→ MATERIALS PROVIDED
◇ ◇ ◇ ◇ ◇ ◇ ◇

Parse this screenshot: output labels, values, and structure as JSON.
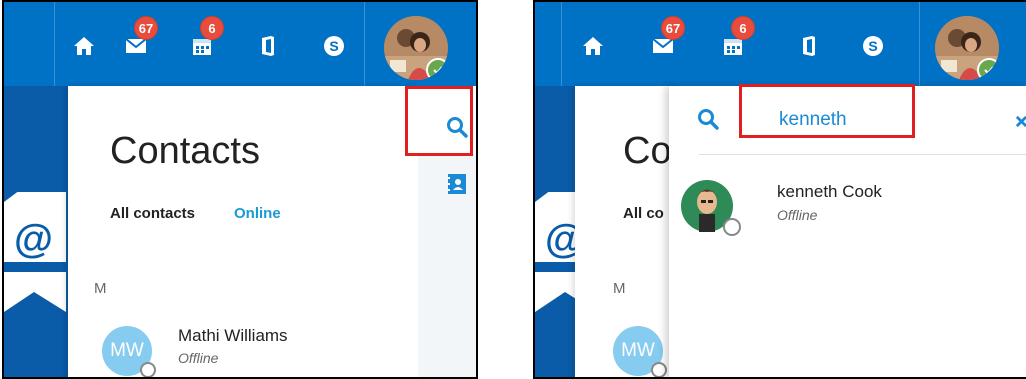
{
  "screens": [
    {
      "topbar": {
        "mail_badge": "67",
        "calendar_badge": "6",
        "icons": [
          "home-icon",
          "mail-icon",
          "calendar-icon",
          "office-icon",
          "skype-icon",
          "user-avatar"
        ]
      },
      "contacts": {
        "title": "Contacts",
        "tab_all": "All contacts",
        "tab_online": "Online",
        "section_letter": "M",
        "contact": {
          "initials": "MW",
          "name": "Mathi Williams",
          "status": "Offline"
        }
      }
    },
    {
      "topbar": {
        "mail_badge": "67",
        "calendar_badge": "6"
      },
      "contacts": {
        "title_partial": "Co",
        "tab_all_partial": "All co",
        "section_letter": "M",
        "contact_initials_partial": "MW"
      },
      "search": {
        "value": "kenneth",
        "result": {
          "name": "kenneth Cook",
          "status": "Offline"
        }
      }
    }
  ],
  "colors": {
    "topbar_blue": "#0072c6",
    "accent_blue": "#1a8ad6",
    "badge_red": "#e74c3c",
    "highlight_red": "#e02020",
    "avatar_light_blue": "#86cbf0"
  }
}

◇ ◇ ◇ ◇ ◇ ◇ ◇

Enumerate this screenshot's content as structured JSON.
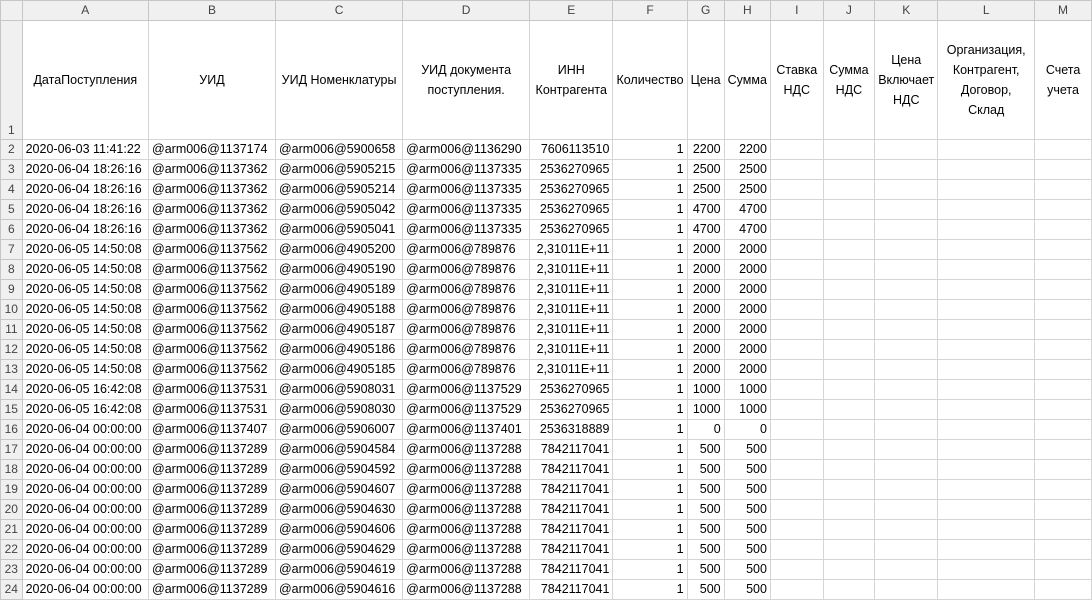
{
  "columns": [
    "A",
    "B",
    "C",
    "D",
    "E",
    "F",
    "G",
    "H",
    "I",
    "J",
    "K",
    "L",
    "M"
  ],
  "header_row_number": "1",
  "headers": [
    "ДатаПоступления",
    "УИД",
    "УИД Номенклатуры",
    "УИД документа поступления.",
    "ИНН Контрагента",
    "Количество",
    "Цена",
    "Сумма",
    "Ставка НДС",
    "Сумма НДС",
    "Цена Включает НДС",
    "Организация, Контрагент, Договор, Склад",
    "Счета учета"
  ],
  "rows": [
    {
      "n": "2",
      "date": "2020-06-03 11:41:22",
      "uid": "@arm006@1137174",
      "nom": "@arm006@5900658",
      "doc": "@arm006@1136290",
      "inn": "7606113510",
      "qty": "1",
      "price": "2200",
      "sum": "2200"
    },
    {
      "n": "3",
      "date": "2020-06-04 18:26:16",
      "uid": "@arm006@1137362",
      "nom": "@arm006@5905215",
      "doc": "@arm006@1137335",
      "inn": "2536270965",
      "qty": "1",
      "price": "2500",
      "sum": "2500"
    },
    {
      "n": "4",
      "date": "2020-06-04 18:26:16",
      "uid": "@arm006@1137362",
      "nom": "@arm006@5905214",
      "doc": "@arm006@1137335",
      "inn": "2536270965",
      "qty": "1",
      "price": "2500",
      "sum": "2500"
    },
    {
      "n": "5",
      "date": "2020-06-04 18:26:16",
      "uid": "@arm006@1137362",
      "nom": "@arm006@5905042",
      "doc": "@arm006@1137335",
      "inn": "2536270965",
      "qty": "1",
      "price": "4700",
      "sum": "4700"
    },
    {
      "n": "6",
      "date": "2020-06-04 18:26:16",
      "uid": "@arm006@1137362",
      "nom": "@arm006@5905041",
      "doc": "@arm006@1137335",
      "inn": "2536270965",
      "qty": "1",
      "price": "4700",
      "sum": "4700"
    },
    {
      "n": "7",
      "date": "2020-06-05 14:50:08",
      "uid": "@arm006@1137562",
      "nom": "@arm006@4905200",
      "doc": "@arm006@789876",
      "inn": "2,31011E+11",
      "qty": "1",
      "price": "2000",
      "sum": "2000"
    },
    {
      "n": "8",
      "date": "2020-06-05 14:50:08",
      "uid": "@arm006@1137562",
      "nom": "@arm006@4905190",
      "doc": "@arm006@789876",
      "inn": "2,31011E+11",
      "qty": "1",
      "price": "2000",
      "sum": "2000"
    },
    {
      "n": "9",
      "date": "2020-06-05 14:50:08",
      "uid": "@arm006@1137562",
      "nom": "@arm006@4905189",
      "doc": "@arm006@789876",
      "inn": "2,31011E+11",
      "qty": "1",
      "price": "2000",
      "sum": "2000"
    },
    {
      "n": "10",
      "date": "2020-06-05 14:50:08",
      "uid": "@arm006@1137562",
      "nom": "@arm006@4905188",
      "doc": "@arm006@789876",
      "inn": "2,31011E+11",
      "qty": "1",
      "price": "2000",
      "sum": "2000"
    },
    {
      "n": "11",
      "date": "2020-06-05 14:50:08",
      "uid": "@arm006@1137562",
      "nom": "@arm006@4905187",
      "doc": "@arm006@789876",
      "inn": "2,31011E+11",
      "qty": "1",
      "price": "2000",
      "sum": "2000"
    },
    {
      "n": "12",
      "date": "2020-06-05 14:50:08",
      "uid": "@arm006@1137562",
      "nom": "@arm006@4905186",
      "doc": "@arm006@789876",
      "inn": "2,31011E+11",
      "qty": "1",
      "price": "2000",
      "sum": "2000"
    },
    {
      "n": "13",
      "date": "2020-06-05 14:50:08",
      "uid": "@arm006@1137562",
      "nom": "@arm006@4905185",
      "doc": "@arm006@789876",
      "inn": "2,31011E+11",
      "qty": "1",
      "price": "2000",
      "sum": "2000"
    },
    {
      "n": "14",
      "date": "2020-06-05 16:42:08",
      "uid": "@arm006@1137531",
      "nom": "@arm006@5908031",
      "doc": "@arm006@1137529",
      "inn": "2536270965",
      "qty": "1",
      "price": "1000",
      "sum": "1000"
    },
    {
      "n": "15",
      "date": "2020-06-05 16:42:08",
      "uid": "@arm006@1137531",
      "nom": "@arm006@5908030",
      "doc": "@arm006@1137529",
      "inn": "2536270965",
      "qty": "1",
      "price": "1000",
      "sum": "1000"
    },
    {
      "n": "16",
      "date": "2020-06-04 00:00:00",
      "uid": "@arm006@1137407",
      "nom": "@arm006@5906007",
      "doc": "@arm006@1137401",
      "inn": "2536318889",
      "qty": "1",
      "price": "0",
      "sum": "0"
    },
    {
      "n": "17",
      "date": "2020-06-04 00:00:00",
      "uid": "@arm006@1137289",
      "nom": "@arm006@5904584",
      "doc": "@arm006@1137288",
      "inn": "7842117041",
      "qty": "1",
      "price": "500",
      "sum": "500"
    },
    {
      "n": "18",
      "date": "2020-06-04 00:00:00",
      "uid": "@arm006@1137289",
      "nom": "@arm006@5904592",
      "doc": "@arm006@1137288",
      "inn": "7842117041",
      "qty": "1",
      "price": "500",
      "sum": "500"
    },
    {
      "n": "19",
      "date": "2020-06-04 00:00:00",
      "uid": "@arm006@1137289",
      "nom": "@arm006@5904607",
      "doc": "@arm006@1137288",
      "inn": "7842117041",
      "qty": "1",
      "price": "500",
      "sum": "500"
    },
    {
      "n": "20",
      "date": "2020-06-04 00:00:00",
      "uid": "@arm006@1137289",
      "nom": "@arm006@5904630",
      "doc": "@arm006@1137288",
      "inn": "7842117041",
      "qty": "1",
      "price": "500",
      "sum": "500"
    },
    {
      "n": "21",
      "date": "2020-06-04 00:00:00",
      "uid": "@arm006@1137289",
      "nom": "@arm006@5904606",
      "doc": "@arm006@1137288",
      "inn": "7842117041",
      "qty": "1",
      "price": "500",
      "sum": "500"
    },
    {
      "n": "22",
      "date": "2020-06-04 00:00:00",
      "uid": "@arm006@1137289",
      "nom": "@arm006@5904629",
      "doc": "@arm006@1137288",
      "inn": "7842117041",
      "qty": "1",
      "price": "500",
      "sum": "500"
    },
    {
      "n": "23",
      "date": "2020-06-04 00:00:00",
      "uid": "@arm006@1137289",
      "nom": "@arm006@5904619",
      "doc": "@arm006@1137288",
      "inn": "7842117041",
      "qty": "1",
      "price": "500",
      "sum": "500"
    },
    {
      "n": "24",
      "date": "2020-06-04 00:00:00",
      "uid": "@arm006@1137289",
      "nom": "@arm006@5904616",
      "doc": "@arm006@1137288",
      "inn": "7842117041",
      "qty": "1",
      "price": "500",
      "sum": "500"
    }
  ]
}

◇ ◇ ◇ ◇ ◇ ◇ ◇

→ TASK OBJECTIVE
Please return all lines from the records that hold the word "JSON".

→ SOLUTION
Parse this screenshot: output labels, values, and structure as JSON.
Enumerate this screenshot's content as structured JSON.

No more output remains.